One thing that hasn’t changed though is how Richfield Service takes care of its customers.

“My dad’s focus was on taking care of people. It’s a small community,” Thoma said. “That’s still my philosophy today. I want to serve the community with integrity and always do the right thing. It’s all about the details.”

Richfield Service technicians work on a car.The business also remains a family affair. Many times you’ll find Philip’s wife, Patty, helping deliver vehicles, plan an advertising campaign, or just offering moral support. Philip and Patty’s son, Phil, runs the truck department and their daughter, Carrie, serves as the warranty administrator, oversees accounts receivable, and also helps with advertising and marketing.

 

The Solution

For the last four years, Thoma has turned to First National Bank for his business banking needs.

“A friend with a business in Milwaukee recommended First National Bank to me,” Thoma said. “I was frustrated with my current bank because they didn’t seem to have any interest in helping me. I knew that at some point I would need to establish a good relationship with a bank.”

After meeting with First National Bank staff and establishing several accounts, Thoma was impressed.

“I knew that if I was going to affiliate myself with a bank, First National Bank was a bank that I would want to be with.”

Richfield Service employees work on a computer.Thoma says that he runs his business similar to how First National Bank operates.
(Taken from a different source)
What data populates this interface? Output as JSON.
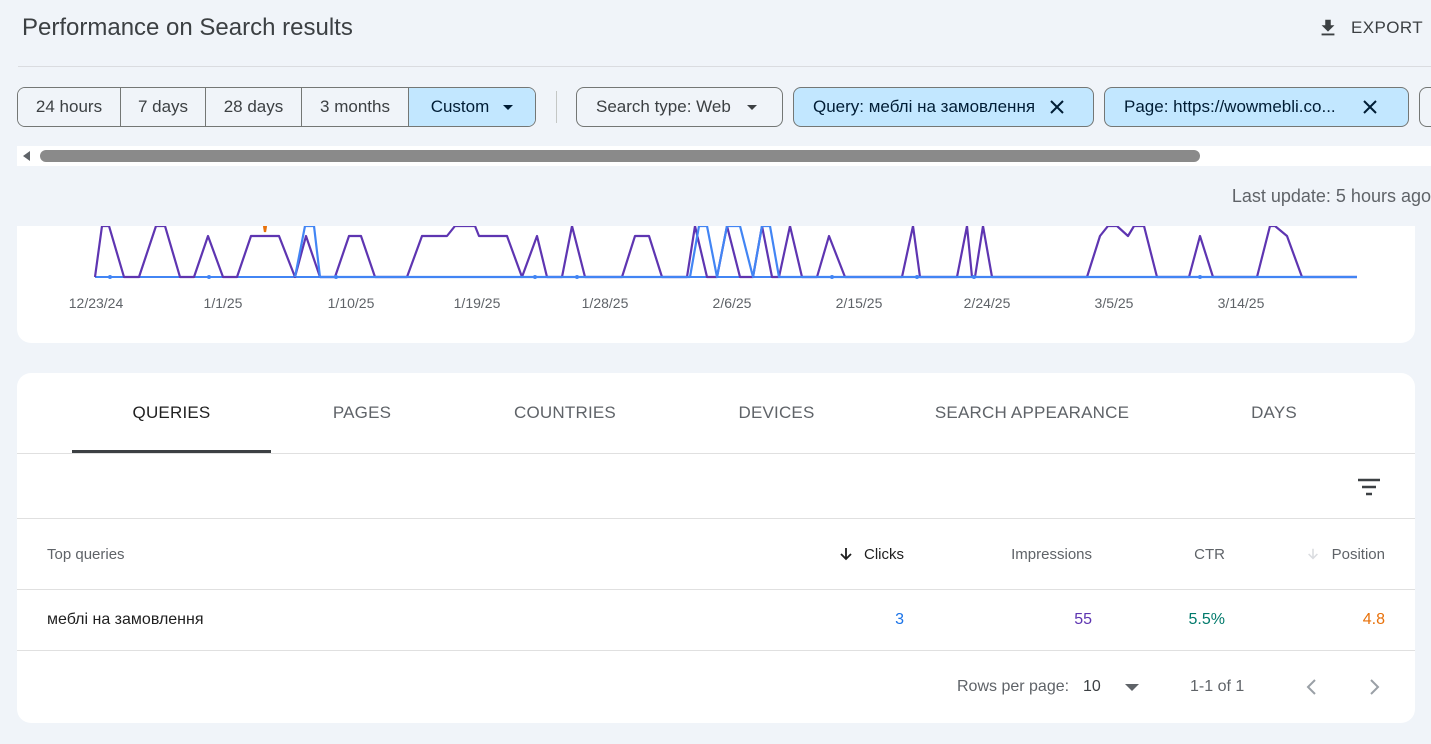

“First National Bank is friendlier and more personable than other banks, and that’s what we emphasize to our tech advisors. I tell our advisors to get to know their customers because these are people you’re going to see in the community. You want your customer to have a warm, friendly feeling when they think of you, and that’s what we feel when we think of First National Bank.”

As for the future? Thoma says expansion plans could be on the horizon if the market conditions are right. If so, he knows he can rely on his business line of credit from First National Bank to help him reach his goals.

In the meantime, Richfield Service will continue doing what it has done for the last 45 years — focus on building strong customer relationships and providing the highest quality workmanship possible on every job.

“Those are things that make me proud of this business,” Thoma said.

Richfield Service utilizes state-of-the-art diagnostic equipment, and all mechanics receive monthly training to remain current with today’s automotive technology. They are a AAA-approved repair facility, a NAPA AutoCare Center and a TIA-certified tire dealership.

Richfield Service technician works on a tire.


“The relationships that First National Bank has with its customers is the kind of relationship we strive to establish with our own customers.”

— Philip Thoma, President, Richfield Service










Mitsubishi Fuso is a registered product and trademark of Mitsubishi Motors Corporation.